Element data from apps and pages

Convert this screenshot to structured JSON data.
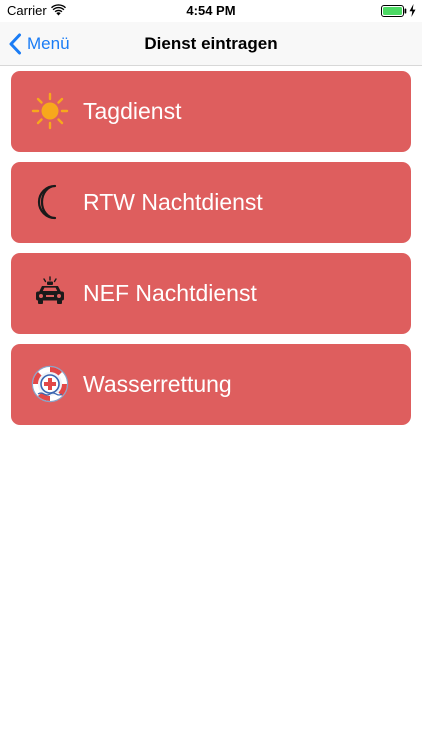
{
  "status_bar": {
    "carrier": "Carrier",
    "time": "4:54 PM",
    "battery_color": "#4cd964"
  },
  "nav": {
    "back_label": "Menü",
    "title": "Dienst eintragen",
    "tint_color": "#1a7cf5"
  },
  "duties": [
    {
      "label": "Tagdienst",
      "icon": "sun-icon"
    },
    {
      "label": "RTW Nachtdienst",
      "icon": "moon-icon"
    },
    {
      "label": "NEF Nachtdienst",
      "icon": "emergency-car-icon"
    },
    {
      "label": "Wasserrettung",
      "icon": "lifebuoy-icon"
    }
  ],
  "colors": {
    "card_background": "#de5e5e",
    "card_text": "#ffffff"
  }
}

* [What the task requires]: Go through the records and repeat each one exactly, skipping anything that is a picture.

* [Exercise answer]:
Convert this screenshot to structured JSON data.
{
  "status_bar": {
    "carrier": "Carrier",
    "time": "4:54 PM",
    "battery_color": "#4cd964"
  },
  "nav": {
    "back_label": "Menü",
    "title": "Dienst eintragen",
    "tint_color": "#1a7cf5"
  },
  "duties": [
    {
      "label": "Tagdienst",
      "icon": "sun-icon"
    },
    {
      "label": "RTW Nachtdienst",
      "icon": "moon-icon"
    },
    {
      "label": "NEF Nachtdienst",
      "icon": "emergency-car-icon"
    },
    {
      "label": "Wasserrettung",
      "icon": "lifebuoy-icon"
    }
  ],
  "colors": {
    "card_background": "#de5e5e",
    "card_text": "#ffffff"
  }
}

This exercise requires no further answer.